* **PROVIDED ENTRIES**:
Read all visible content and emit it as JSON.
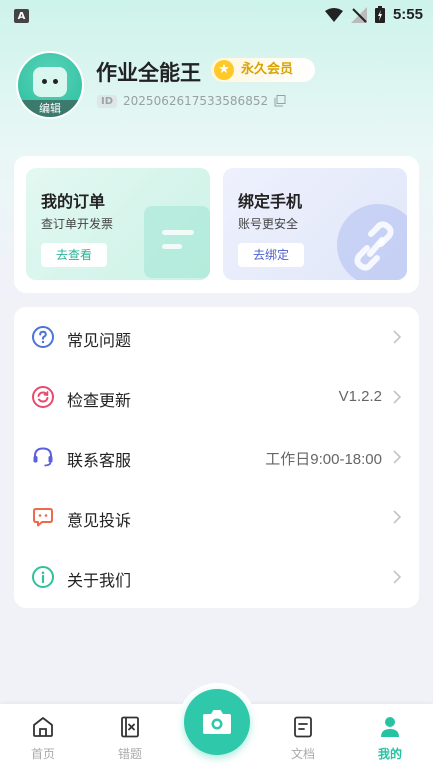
{
  "status_bar": {
    "time": "5:55",
    "left_icon": "A"
  },
  "profile": {
    "avatar_edit_label": "编辑",
    "username": "作业全能王",
    "vip_label": "永久会员",
    "id_tag": "ID",
    "id_value": "2025062617533586852"
  },
  "cards": [
    {
      "title": "我的订单",
      "subtitle": "查订单开发票",
      "button": "去查看"
    },
    {
      "title": "绑定手机",
      "subtitle": "账号更安全",
      "button": "去绑定"
    }
  ],
  "menu": [
    {
      "label": "常见问题",
      "value": "",
      "icon": "question-icon",
      "color": "#4a74d9"
    },
    {
      "label": "检查更新",
      "value": "V1.2.2",
      "icon": "refresh-icon",
      "color": "#e84a6f"
    },
    {
      "label": "联系客服",
      "value": "工作日9:00-18:00",
      "icon": "headset-icon",
      "color": "#5b5fdb"
    },
    {
      "label": "意见投诉",
      "value": "",
      "icon": "chat-icon",
      "color": "#ef6a4a"
    },
    {
      "label": "关于我们",
      "value": "",
      "icon": "info-icon",
      "color": "#2fc19b"
    }
  ],
  "nav": [
    {
      "label": "首页",
      "icon": "home-icon",
      "active": false
    },
    {
      "label": "错题",
      "icon": "wrong-book-icon",
      "active": false
    },
    {
      "label": "",
      "icon": "camera-icon",
      "active": false
    },
    {
      "label": "文档",
      "icon": "document-icon",
      "active": false
    },
    {
      "label": "我的",
      "icon": "user-icon",
      "active": true
    }
  ],
  "colors": {
    "accent": "#30c8aa",
    "vip": "#ffc928"
  }
}
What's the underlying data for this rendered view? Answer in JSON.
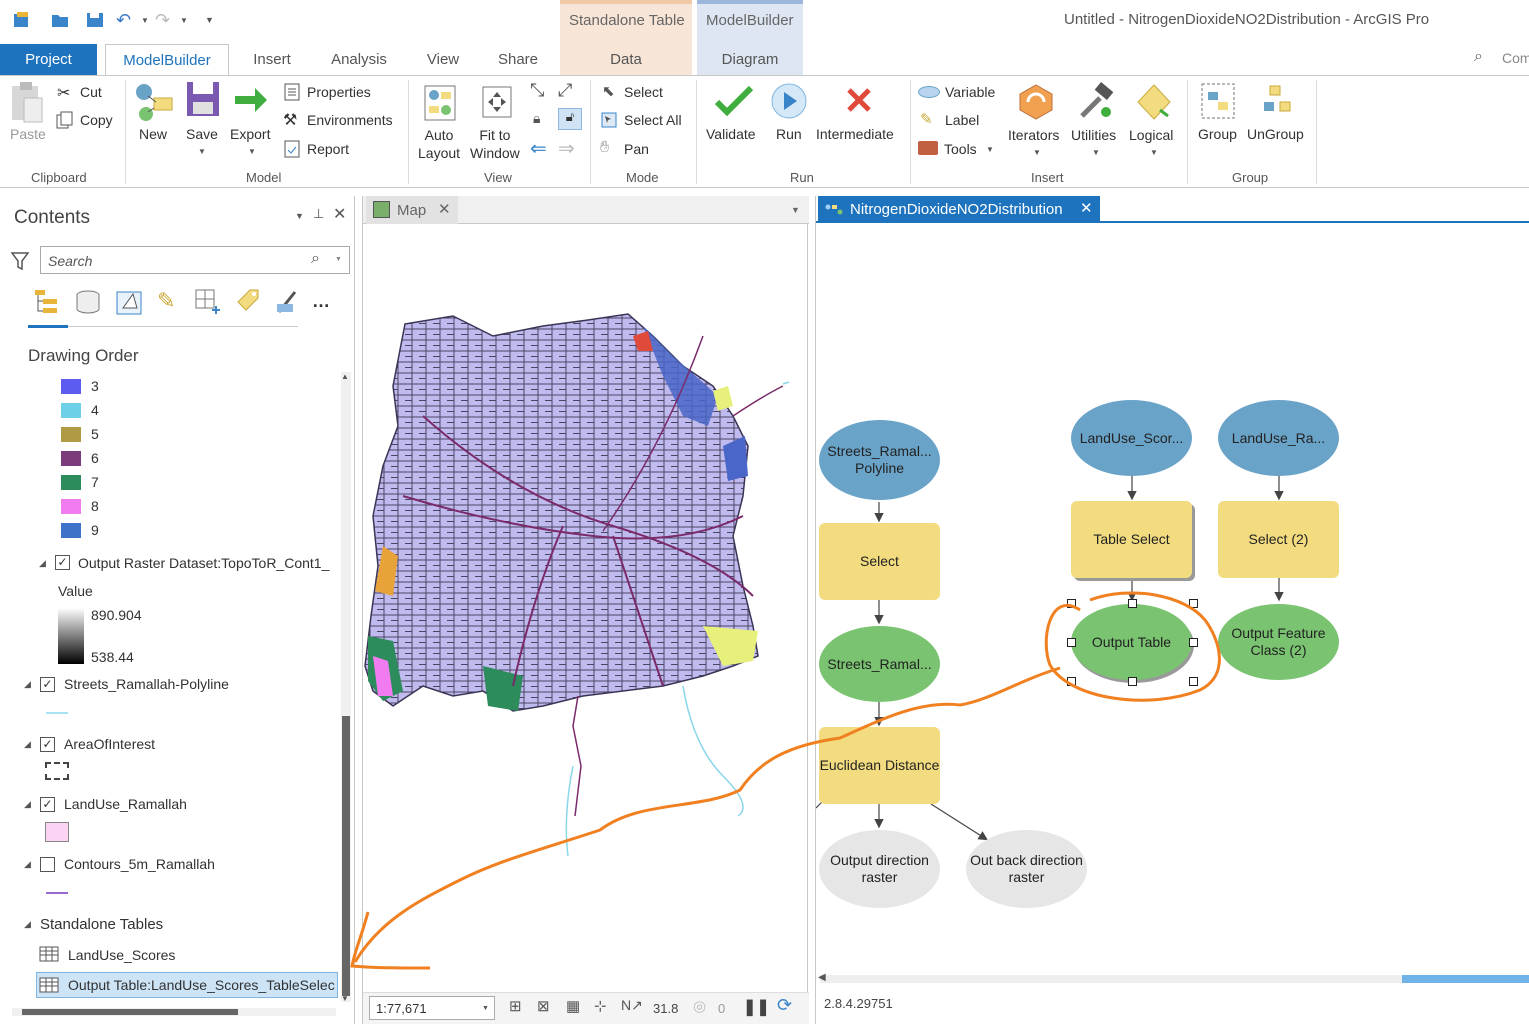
{
  "app": {
    "title": "Untitled - NitrogenDioxideNO2Distribution - ArcGIS Pro",
    "search_placeholder": "Com"
  },
  "context_tabs": [
    {
      "group": "Standalone Table",
      "tab": "Data"
    },
    {
      "group": "ModelBuilder",
      "tab": "Diagram"
    }
  ],
  "tabs": [
    "Project",
    "ModelBuilder",
    "Insert",
    "Analysis",
    "View",
    "Share"
  ],
  "ribbon": {
    "clipboard": {
      "paste": "Paste",
      "cut": "Cut",
      "copy": "Copy",
      "group": "Clipboard"
    },
    "model": {
      "new": "New",
      "save": "Save",
      "export": "Export",
      "properties": "Properties",
      "environments": "Environments",
      "report": "Report",
      "group": "Model"
    },
    "view": {
      "auto_layout": "Auto Layout",
      "auto_layout_1": "Auto",
      "auto_layout_2": "Layout",
      "fit_1": "Fit to",
      "fit_2": "Window",
      "group": "View"
    },
    "mode": {
      "select": "Select",
      "select_all": "Select All",
      "pan": "Pan",
      "group": "Mode"
    },
    "run": {
      "validate": "Validate",
      "run": "Run",
      "intermediate": "Intermediate",
      "group": "Run"
    },
    "insert": {
      "variable": "Variable",
      "label": "Label",
      "tools": "Tools",
      "iterators": "Iterators",
      "utilities": "Utilities",
      "logical": "Logical",
      "group": "Insert"
    },
    "group": {
      "group": "Group",
      "ungroup": "UnGroup",
      "group_label": "Group"
    }
  },
  "contents": {
    "title": "Contents",
    "search_placeholder": "Search",
    "drawing_order": "Drawing Order",
    "legend": [
      {
        "label": "3",
        "color": "#5c5cf0"
      },
      {
        "label": "4",
        "color": "#6ed0e6"
      },
      {
        "label": "5",
        "color": "#b09a44"
      },
      {
        "label": "6",
        "color": "#7b3a7a"
      },
      {
        "label": "7",
        "color": "#2c8c5c"
      },
      {
        "label": "8",
        "color": "#f07cf0"
      },
      {
        "label": "9",
        "color": "#3e72c8"
      }
    ],
    "raster_layer": "Output Raster Dataset:TopoToR_Cont1_",
    "value_label": "Value",
    "value_high": "890.904",
    "value_low": "538.44",
    "layers": [
      {
        "label": "Streets_Ramallah-Polyline",
        "checked": true
      },
      {
        "label": "AreaOfInterest",
        "checked": true
      },
      {
        "label": "LandUse_Ramallah",
        "checked": true
      },
      {
        "label": "Contours_5m_Ramallah",
        "checked": false
      }
    ],
    "standalone_tables": "Standalone Tables",
    "tables": [
      "LandUse_Scores",
      "Output Table:LandUse_Scores_TableSelec"
    ]
  },
  "map": {
    "tab": "Map",
    "scale": "1:77,671",
    "status_a": "31.8",
    "status_b": "0"
  },
  "diagram": {
    "tab": "NitrogenDioxideNO2Distribution",
    "version": "2.8.4.29751",
    "nodes": {
      "streets_in": "Streets_Ramal... Polyline",
      "select": "Select",
      "streets_out": "Streets_Ramal...",
      "euclidean": "Euclidean Distance",
      "out_dir": "Output direction raster",
      "out_back": "Out back direction raster",
      "landuse_scores": "LandUse_Scor...",
      "table_select": "Table Select",
      "output_table": "Output Table",
      "landuse_ra": "LandUse_Ra...",
      "select2": "Select (2)",
      "output_fc2": "Output Feature Class (2)"
    }
  },
  "colors": {
    "accent": "#1e73be",
    "annotation": "#f08020"
  }
}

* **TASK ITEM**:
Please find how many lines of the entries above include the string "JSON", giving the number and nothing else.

* **SOLUTION TO THIS TASK**:
2